, Sasikaladevi R., Kiruthika Eswari V.
Published in Springer Berlin Heidelberg

Antimicrobial resistance (AMR) is a global threat as the existing health care may become ineffective. Antibiotics, antibiotic-resistant bacteria (ARB), and antibiotic resistance genes (ARGs) considered as emerging contaminants are the three major components of AMR. India is one of the largest consumers of antibiotics with defined daily dose (DDD) of 4,950 per 1,000 population in 2015. By 2030, therapeutic and nontherapeutic use of antibiotics in veterinary animals is projected to increase by 18%. Antibiotics, ARB, and ARGs in the solid and liquid waste generated enter the environment via different pathways. The major sources of antibiotics, ARB, and ARG include domestic, hospital, and pharmaceutical industry wastewater apart from the solid/liquid waste generated from veterinary and food animals. Existing conventional wastewater treatment technologies like activated sludge process (ASP) do not ensure complete removal of antibiotics, ARB, and ARGs from wastewater. Similarly, the sludge generated find its way to agriculture land and eventually spread resistance in the environment. Once introduced in the environment, elimination of these contaminants is difficult. India’s action plan on AMR in 2017 regulates antibiotic use for human and animal and addresses environment AMR spread from all possible sources and containment. In 2020, the Government of India introduced discharge standard for 121 antibiotics in the effluents of bulk drug manufacturing industries, formulation industries, and common effluent treatment plant (CETP) receiving pharmaceutical wastewater.

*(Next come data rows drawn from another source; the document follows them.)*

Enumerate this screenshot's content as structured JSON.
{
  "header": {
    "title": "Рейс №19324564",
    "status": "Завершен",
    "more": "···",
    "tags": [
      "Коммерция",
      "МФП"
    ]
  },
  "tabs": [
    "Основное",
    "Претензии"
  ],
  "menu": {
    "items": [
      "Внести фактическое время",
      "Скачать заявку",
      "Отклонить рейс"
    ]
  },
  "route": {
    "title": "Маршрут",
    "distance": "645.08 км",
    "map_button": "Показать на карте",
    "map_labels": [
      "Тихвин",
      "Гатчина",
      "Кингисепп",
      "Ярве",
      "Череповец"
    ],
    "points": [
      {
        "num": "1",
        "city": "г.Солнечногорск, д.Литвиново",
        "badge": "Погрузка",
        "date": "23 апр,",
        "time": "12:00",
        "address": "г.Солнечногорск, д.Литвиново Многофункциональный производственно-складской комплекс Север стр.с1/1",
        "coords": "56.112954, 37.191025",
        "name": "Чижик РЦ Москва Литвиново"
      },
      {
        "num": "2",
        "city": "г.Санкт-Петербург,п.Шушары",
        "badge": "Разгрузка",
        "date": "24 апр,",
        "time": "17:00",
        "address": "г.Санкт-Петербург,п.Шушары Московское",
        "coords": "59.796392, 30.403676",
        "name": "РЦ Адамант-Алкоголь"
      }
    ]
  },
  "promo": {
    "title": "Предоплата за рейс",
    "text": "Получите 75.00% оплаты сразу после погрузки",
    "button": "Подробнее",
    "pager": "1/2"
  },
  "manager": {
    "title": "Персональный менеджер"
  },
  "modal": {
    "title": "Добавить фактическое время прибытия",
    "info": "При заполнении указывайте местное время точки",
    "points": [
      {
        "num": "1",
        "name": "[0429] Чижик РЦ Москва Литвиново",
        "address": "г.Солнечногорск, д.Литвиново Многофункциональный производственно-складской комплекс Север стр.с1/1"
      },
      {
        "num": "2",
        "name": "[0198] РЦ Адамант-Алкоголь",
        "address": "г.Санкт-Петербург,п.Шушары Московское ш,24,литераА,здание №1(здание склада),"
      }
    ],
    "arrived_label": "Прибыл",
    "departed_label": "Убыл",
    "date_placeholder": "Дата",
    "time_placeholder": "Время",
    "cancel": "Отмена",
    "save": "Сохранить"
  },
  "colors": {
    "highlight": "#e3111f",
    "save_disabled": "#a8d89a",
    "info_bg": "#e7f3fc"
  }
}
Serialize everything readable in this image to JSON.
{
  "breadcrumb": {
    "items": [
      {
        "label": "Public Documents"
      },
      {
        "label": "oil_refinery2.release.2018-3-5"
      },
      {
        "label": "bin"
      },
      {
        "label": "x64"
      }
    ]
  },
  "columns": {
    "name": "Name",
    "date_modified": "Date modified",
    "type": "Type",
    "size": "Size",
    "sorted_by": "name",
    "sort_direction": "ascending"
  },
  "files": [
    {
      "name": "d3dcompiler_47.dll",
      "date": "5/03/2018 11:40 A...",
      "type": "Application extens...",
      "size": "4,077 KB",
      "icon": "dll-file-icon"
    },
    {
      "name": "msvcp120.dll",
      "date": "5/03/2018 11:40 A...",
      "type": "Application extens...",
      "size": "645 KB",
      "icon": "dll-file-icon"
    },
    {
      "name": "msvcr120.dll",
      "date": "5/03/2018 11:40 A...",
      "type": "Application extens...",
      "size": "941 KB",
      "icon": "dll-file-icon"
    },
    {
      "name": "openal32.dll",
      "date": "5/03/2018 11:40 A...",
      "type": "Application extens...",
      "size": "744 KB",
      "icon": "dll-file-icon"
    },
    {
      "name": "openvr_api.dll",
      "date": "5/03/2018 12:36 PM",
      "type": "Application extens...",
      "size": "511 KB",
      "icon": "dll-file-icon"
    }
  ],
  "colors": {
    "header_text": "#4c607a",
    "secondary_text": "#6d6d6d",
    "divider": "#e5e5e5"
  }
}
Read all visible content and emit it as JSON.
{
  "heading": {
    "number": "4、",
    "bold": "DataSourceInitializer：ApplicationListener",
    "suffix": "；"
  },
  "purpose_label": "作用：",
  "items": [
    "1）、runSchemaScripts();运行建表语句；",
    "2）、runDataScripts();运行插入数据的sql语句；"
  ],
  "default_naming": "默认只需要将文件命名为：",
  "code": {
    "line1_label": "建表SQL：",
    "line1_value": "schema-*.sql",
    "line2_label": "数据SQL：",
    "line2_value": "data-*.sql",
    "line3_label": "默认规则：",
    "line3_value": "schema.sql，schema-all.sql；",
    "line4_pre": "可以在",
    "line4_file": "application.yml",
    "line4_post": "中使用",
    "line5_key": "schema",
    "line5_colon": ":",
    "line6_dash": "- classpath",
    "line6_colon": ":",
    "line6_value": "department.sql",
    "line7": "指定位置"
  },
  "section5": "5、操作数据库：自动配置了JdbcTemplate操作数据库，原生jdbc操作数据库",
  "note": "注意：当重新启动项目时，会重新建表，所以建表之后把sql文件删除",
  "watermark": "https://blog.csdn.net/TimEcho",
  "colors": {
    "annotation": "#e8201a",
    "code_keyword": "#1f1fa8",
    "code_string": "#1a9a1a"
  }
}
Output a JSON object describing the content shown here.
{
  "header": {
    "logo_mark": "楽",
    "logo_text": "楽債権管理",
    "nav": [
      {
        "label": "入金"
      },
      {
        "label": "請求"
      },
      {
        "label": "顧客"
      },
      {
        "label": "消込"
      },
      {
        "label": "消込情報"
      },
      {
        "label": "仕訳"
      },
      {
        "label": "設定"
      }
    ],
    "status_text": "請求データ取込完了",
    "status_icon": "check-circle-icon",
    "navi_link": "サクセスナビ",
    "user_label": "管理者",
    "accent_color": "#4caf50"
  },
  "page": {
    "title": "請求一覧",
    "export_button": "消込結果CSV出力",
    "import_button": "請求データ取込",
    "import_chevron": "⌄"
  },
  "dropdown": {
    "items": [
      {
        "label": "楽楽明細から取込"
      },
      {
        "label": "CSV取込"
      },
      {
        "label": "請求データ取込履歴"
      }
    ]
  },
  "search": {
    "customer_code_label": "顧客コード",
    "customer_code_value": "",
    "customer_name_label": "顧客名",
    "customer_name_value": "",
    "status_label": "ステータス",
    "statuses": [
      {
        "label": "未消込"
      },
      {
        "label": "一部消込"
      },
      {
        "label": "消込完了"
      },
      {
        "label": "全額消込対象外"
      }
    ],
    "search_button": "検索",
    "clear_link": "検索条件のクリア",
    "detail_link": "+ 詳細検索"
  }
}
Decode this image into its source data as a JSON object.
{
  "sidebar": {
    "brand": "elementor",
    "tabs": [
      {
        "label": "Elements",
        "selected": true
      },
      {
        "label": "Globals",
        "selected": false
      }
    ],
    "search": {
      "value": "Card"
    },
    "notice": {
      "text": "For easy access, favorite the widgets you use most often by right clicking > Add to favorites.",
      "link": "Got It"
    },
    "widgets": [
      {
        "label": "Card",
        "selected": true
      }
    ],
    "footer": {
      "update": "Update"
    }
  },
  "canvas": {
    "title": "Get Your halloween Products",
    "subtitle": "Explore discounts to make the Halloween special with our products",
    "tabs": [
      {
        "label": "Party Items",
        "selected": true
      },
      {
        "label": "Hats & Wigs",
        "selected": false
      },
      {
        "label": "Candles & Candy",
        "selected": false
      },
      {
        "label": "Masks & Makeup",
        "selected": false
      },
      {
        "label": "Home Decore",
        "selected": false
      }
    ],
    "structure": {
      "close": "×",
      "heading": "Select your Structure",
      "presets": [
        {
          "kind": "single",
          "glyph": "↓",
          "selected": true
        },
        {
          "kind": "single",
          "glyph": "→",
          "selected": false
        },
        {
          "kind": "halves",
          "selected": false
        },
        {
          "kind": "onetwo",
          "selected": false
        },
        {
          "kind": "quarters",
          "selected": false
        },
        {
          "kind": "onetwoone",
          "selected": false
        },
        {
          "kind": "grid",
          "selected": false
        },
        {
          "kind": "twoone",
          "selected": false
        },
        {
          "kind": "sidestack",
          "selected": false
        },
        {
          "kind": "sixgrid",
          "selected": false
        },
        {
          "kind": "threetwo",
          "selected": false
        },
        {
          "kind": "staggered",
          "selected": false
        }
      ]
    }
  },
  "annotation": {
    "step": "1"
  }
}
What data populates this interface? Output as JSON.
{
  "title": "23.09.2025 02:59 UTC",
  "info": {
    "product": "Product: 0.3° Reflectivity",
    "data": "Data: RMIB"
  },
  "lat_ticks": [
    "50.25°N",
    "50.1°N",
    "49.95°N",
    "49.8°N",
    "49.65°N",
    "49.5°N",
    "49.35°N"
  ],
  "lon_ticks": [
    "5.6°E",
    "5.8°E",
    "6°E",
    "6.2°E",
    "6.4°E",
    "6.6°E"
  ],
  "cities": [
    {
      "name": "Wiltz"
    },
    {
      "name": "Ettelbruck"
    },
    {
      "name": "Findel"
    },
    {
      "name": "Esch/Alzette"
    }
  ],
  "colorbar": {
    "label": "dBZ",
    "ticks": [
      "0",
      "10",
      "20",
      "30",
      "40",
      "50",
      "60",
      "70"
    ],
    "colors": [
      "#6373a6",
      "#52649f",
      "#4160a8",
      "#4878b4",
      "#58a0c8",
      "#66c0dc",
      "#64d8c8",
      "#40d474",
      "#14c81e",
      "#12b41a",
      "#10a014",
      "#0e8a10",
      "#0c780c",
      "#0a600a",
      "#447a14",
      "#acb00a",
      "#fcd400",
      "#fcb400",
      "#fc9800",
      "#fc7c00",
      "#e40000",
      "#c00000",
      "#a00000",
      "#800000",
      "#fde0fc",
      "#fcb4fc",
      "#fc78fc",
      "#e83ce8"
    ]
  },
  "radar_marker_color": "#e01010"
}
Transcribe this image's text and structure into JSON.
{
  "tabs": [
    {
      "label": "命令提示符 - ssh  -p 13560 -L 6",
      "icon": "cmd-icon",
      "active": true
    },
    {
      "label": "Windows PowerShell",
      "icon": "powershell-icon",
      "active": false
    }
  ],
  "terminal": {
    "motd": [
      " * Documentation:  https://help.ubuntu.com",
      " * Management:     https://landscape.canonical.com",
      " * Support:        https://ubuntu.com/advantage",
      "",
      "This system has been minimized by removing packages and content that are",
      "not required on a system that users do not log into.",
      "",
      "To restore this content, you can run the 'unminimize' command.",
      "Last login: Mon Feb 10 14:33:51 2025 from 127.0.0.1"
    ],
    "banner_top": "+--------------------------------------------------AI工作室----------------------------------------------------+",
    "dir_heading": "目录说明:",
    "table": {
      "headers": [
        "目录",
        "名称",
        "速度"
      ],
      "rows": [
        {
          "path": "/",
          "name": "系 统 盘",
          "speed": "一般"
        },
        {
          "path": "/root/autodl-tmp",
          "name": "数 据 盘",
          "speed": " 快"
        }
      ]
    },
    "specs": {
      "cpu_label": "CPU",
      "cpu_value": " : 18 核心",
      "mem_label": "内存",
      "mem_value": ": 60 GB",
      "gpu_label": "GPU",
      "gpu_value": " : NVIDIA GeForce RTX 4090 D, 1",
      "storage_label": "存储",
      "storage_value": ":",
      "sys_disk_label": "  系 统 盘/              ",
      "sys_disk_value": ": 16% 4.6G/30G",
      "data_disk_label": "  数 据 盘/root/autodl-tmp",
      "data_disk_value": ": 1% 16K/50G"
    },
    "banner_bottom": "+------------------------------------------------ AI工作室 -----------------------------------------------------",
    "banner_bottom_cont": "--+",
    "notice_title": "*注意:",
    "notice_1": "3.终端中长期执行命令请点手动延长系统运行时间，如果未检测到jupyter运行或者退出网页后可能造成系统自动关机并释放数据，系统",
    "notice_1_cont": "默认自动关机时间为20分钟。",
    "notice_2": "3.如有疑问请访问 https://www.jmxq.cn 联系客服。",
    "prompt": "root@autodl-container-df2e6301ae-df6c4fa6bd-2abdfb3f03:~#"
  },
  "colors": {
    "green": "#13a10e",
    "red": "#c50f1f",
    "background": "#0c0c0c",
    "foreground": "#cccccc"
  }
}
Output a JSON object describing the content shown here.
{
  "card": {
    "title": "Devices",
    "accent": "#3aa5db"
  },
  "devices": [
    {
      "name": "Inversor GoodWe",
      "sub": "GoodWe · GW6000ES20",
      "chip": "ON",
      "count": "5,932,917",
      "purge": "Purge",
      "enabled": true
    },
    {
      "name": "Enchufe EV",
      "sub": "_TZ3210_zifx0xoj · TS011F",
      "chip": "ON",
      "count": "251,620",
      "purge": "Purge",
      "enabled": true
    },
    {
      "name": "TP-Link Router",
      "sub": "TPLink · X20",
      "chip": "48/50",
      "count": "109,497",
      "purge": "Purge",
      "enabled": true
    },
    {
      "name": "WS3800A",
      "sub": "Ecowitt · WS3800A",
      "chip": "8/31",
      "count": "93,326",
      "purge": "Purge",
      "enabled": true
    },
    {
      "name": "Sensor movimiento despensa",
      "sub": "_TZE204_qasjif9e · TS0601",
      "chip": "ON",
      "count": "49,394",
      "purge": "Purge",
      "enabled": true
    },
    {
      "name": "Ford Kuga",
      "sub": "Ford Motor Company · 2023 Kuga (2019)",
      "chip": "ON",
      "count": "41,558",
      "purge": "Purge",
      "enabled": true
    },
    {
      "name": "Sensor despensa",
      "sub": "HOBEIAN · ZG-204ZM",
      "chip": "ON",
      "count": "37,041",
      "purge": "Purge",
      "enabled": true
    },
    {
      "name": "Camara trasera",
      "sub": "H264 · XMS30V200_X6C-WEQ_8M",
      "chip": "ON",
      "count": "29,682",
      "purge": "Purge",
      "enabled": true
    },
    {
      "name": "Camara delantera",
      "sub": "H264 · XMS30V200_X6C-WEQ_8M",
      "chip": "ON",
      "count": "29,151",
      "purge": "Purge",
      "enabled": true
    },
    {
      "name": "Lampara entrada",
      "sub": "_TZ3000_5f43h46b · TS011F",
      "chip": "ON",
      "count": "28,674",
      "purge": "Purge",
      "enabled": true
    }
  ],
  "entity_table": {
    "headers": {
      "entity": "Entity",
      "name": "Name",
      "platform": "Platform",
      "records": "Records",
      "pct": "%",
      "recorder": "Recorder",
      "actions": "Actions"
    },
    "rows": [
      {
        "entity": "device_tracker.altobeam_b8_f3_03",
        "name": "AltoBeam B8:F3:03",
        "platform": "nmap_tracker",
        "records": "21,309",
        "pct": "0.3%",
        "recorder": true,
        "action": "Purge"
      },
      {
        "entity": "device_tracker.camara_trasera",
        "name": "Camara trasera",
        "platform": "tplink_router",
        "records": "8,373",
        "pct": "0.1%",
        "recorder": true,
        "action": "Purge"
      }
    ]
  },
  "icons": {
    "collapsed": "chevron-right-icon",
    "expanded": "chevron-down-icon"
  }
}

About the journal
JournalData powered by TypesetAntibiotic Resistance in the Environment
PublisherData powered by TypesetSpringer Berlin Heidelberg
Open AccessNo